▶ _Instructions to follow_:
From the entries that follow, extract each line holding the string "reuse".

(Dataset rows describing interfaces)
....

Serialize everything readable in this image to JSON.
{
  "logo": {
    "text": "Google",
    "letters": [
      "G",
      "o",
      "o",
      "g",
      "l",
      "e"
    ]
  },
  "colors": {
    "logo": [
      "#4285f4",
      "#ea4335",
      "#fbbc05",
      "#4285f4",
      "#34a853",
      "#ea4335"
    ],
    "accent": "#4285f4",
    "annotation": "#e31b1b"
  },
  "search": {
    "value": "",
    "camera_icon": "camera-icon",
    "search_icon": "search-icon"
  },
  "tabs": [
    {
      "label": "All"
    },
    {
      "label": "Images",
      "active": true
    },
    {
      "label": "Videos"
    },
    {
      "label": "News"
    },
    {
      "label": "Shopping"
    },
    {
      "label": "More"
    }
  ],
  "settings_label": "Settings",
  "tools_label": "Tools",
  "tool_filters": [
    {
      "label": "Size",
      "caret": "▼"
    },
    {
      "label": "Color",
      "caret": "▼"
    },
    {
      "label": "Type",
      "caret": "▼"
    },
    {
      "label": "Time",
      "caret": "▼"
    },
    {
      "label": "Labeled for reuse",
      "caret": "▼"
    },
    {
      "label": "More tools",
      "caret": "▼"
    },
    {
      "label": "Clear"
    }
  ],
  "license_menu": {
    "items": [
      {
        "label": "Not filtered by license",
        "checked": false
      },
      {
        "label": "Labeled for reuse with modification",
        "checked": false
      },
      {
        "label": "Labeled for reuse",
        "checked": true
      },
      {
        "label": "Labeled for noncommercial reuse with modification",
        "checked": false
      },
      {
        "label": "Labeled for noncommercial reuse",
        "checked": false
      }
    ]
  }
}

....

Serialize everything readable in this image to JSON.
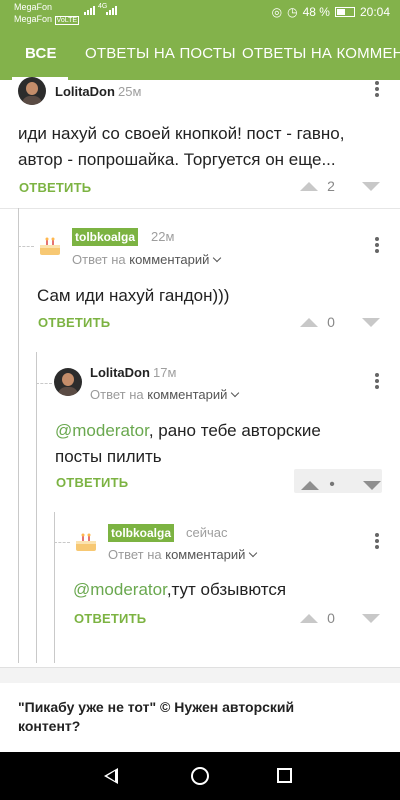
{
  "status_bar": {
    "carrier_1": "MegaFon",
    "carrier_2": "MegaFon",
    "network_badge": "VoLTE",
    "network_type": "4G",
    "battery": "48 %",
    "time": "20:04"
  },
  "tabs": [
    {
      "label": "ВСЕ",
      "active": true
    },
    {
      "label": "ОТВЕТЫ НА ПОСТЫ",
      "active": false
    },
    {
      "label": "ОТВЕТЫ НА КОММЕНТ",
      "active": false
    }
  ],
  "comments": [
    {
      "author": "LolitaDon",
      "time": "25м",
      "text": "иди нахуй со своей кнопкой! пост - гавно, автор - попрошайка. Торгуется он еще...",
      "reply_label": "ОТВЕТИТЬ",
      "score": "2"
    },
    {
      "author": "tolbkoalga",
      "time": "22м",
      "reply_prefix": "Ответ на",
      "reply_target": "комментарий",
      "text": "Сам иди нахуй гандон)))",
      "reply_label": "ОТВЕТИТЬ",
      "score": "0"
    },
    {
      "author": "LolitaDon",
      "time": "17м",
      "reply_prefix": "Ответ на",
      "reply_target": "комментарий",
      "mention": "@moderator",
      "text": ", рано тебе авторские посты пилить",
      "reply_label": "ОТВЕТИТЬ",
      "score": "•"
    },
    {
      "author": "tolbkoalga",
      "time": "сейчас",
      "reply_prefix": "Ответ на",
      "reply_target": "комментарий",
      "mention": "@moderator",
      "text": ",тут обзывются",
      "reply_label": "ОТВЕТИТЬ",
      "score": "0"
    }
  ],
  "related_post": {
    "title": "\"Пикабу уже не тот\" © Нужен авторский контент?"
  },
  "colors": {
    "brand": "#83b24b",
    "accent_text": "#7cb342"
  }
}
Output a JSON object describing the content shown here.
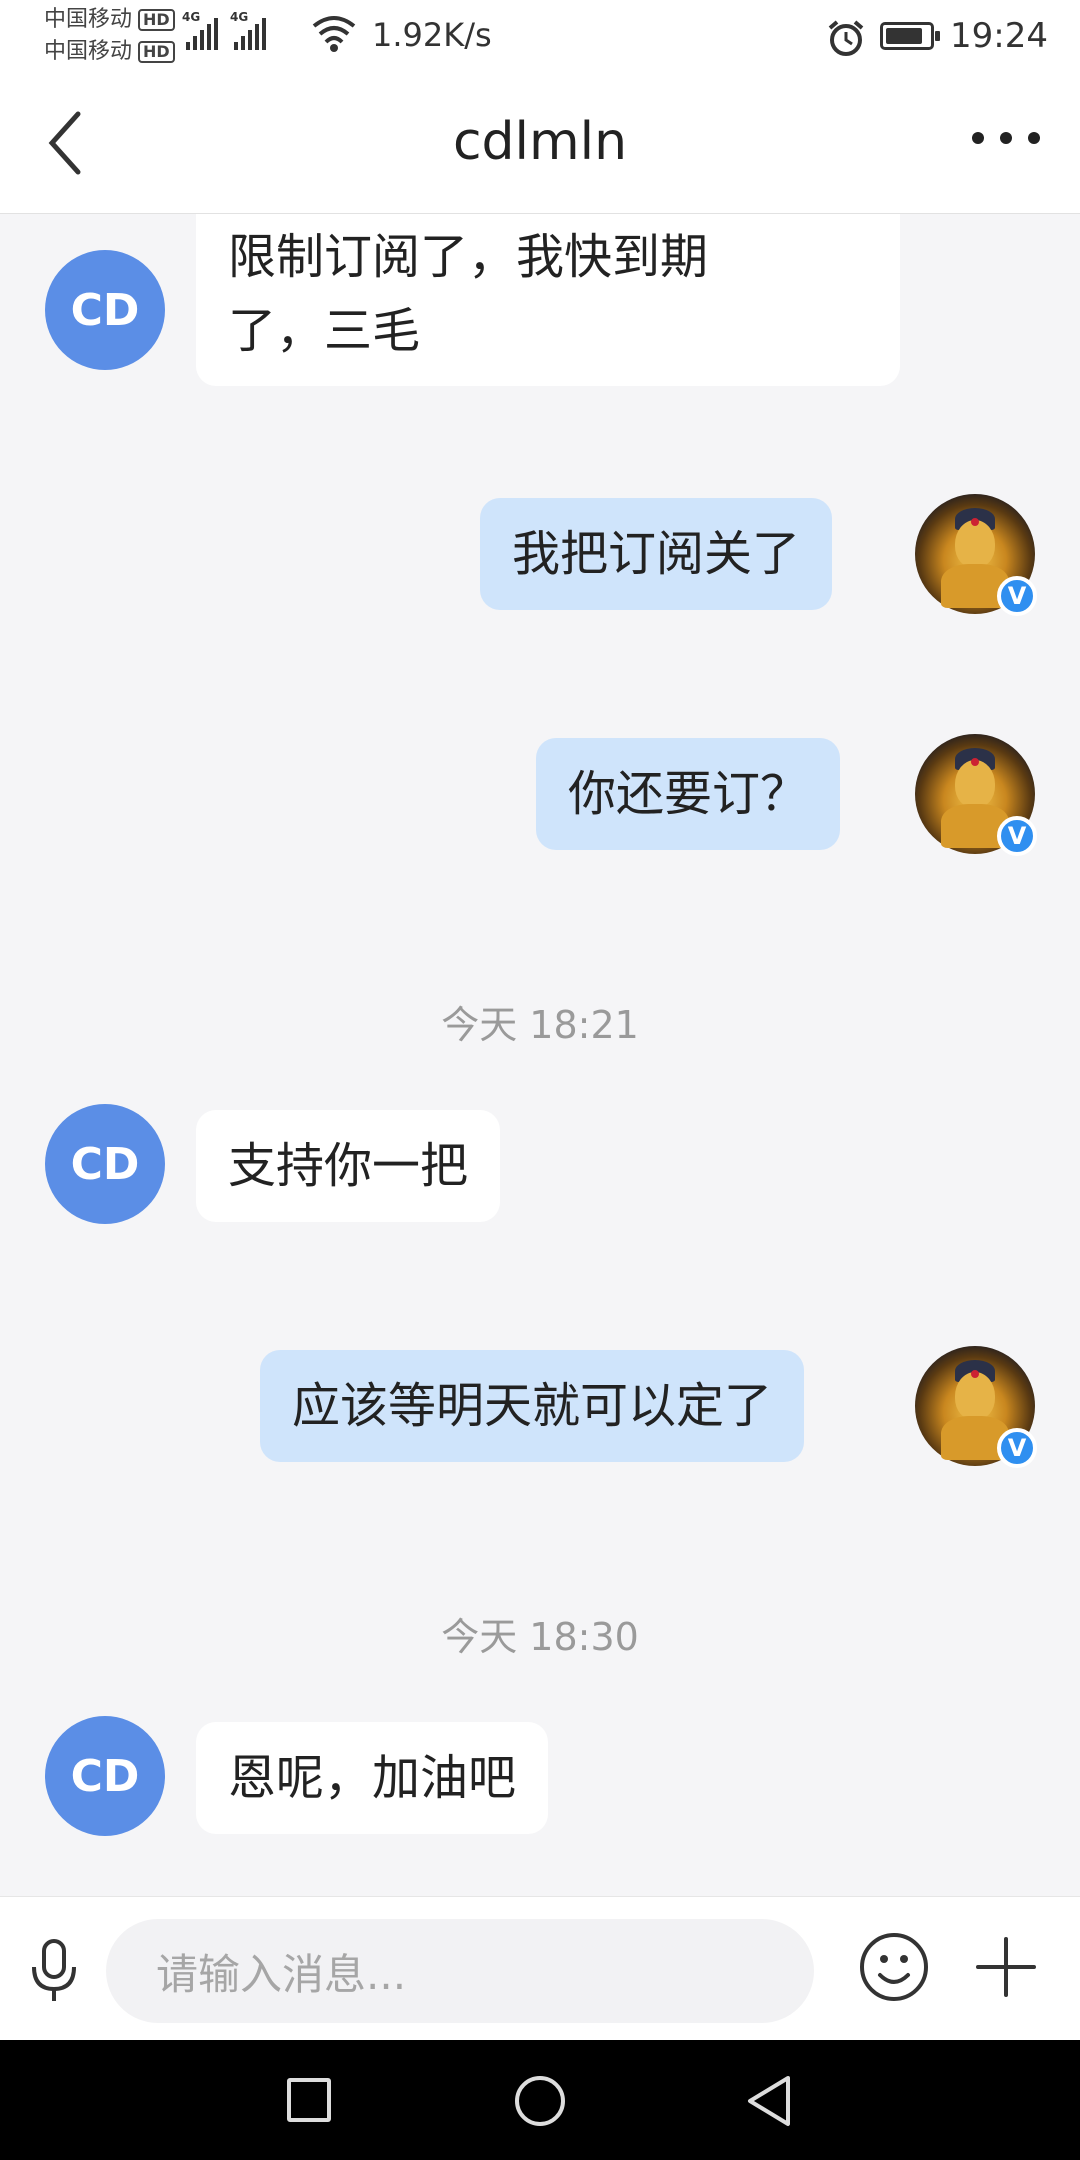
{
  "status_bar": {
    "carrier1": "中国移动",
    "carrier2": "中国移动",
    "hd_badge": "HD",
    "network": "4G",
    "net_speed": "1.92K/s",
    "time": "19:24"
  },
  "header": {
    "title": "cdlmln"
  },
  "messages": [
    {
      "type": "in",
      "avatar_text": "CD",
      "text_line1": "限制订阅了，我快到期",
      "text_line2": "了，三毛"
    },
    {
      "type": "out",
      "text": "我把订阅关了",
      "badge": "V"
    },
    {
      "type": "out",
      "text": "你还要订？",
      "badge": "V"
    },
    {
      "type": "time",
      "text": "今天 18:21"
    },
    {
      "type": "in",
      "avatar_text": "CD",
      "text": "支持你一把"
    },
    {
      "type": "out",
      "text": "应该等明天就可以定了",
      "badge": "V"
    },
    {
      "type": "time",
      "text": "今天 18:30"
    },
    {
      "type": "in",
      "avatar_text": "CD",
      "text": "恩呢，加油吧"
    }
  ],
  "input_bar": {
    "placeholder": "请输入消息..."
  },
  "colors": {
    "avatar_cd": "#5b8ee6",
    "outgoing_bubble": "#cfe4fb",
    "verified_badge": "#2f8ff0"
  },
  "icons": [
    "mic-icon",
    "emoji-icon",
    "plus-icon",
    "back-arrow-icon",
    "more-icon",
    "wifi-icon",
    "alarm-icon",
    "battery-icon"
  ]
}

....

▶ _Solved problem_:
      "label": "Labeled for reuse",
        "label": "Labeled for reuse with modification",
        "label": "Labeled for reuse",
        "label": "Labeled for noncommercial reuse with modification",
        "label": "Labeled for noncommercial reuse",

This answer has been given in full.